A few days back, I was searching for some info about the ISC (class 12) marks distribution to support my argument with a friend that some boards are more liberal than others when it comes to grading. This led me to a 2013 blog post by Debarghya Das, then a Cornell undergraduate, in which he details how he ‘hacked’ into the ICSE (class 10) results. In the post, Das talks about the careless manner in which CISCE (the organisation that conducts ISC and ICSE examinations) had published the results online, and also exposed anomalies that pointed toward marks tampering by the board. At the time, many media outlets reported this as a violation of students’ privacy and as a major hacking incident, even though anyone with basic knowledge of web tech would tell you this wasn’t exactly rocket science. The data was just out there, waiting for anyone willing enough to steal it.

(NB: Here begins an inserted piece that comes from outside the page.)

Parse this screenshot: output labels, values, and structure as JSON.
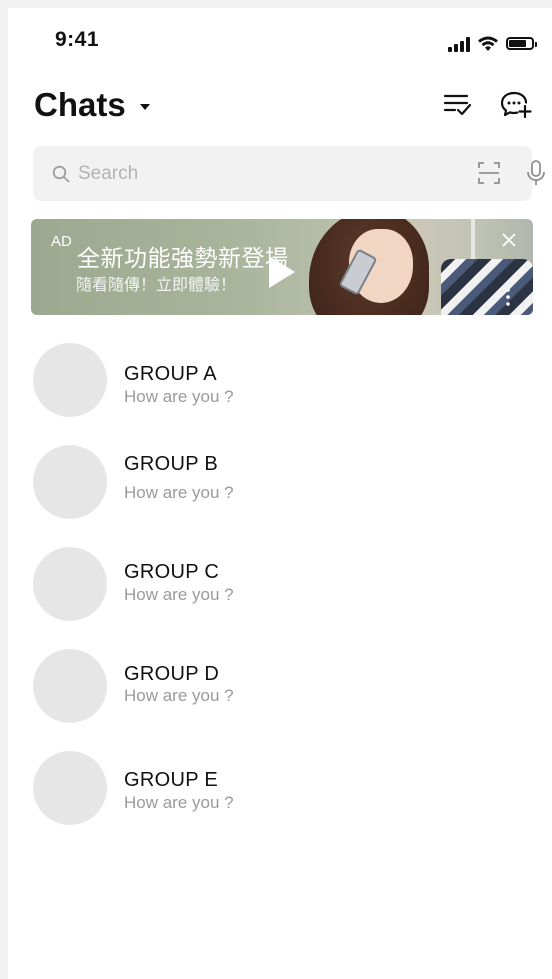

After reading the post, I decided to check out the CISCE website and see what improvements had been made to ensure no such breach happens again. I was greeted with a form asking the UID (Unique Identifier) of the candidate (a seven digit number, which CISCE introduced in 2014 in the wake of the 2013 fiasco) and a CAPTCHA verification field. While the UID can still be guessed by a bot, it is the CAPTCHA that I felt secured things pretty neatly. After all CAPTCHA (which, by the way, is a backronym for ‘Completely Automated Public Turing test to tell Computers and Humans Apart’) eliminates the possibility of an attack by a bot, right?
WRONG. I decided to snoop around a little into the code of the page and found a glaring loophole. Without getting into the technical details, let’s just say that you can keep sending the same CAPTCHA response over and over again by using a bot, and the server won’t notice a thing! Wow!

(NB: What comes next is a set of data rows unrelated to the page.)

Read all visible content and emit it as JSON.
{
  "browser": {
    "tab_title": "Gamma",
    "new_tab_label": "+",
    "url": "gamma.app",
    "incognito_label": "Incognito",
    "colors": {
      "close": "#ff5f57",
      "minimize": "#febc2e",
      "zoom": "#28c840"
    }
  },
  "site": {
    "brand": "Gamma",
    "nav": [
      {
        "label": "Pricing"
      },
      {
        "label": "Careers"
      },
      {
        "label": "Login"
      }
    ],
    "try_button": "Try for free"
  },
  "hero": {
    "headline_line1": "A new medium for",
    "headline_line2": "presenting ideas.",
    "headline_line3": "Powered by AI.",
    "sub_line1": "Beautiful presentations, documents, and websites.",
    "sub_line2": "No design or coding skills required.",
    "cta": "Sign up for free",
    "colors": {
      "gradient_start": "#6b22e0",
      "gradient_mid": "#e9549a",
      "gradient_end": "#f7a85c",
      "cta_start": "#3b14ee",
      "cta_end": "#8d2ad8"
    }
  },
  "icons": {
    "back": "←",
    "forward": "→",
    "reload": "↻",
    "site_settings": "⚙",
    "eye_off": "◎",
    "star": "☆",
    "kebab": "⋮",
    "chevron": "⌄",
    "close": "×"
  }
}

So, here we are, a good four years later, and the CISCE is still employing inferior technology to handle the students’ data.
I cooked up a little script, and within a matter of minutes, I had the results of nearly 50,000 ISC students on my computer. If both ICSE and ISC are taken into account, that’s about two lakh students’ data at risk. And not just their marks, but their names and the schools they go to as well. Four years on, it seems the CISCE is still lax about the privacy of their students’ data, by not using appropriate measures to secure access to it.

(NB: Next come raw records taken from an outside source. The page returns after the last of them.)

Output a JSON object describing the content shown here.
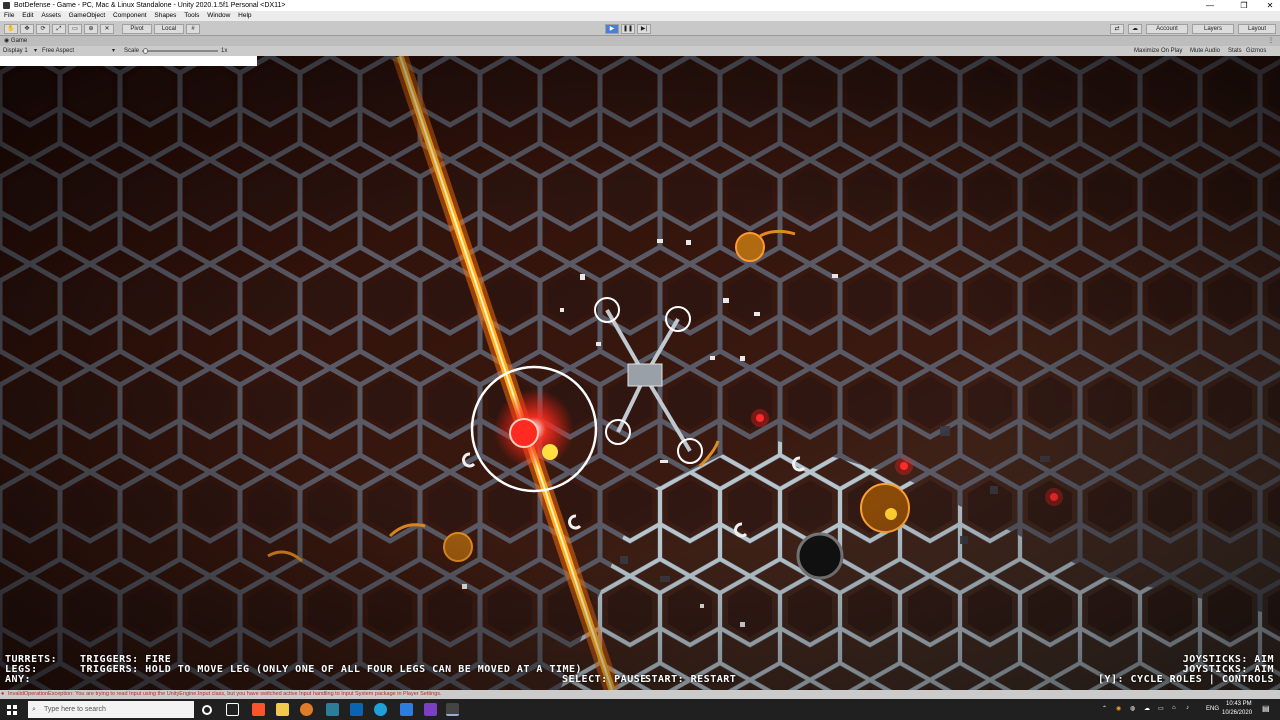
{
  "window": {
    "title": "BotDefense - Game - PC, Mac & Linux Standalone - Unity 2020.1.5f1 Personal <DX11>",
    "minimize": "—",
    "maximize": "❐",
    "close": "✕"
  },
  "menu": [
    "File",
    "Edit",
    "Assets",
    "GameObject",
    "Component",
    "Shapes",
    "Tools",
    "Window",
    "Help"
  ],
  "toolbar": {
    "pivot": "Pivot",
    "local": "Local",
    "account": "Account",
    "layers": "Layers",
    "layout": "Layout",
    "play_icon": "play-icon",
    "pause_icon": "pause-icon",
    "step_icon": "step-icon"
  },
  "game_view": {
    "tab": "Game",
    "display": "Display 1",
    "aspect": "Free Aspect",
    "scale_label": "Scale",
    "scale_value": "1x",
    "maximize_on_play": "Maximize On Play",
    "mute_audio": "Mute Audio",
    "stats": "Stats",
    "gizmos": "Gizmos"
  },
  "hud": {
    "turrets_label": "TURRETS:",
    "turrets_text": "TRIGGERS: FIRE",
    "legs_label": "LEGS:",
    "legs_text": "TRIGGERS: HOLD TO MOVE LEG (ONLY ONE OF ALL FOUR LEGS CAN BE MOVED AT A TIME)",
    "any_label": "ANY:",
    "select_text": "SELECT: PAUSE",
    "start_text": "START: RESTART",
    "right_line1": "JOYSTICKS: AIM",
    "right_line2": "JOYSTICKS: AIM",
    "right_line3": "[Y]: CYCLE ROLES | CONTROLS"
  },
  "console_error": "InvalidOperationException: You are trying to read Input using the UnityEngine.Input class, but you have switched active Input handling to Input System package in Player Settings.",
  "taskbar": {
    "search_placeholder": "Type here to search",
    "language": "ENG",
    "time": "10:43 PM",
    "date": "10/26/2020"
  },
  "colors": {
    "laser": "#ffb020",
    "enemy_red": "#ff2020",
    "hex_lit": "#c8d8e0",
    "background": "#1a0a06"
  }
}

And CISCE isn’t the only board that leaves students’ data vulnerable to the hands of data miners such as myself. The CBSE doesn’t employ any CAPTCHA verification, and on a previous occasion, I was able to access close to 7 lakh Maharashtra Board HSC (Class 12) students’ data. And while I’ve not had the time to look into each of the state board websites, the fact that the two of the boards with nation-wide candidature are so careless about students’ data is a real concern.
Online declaration of results makes it really convenient for students to access them, but the boards must work on ensuring that this convenience doesn’t come at the cost of privacy. Employing a secure CAPTCHA service, for example, can straightaway eliminate the possibility of such a large scale breach. Other measures need to be incorporated along with this to ensure students don’t end up checking others’ results – such as having randomised roll numbers (as done by CISCE).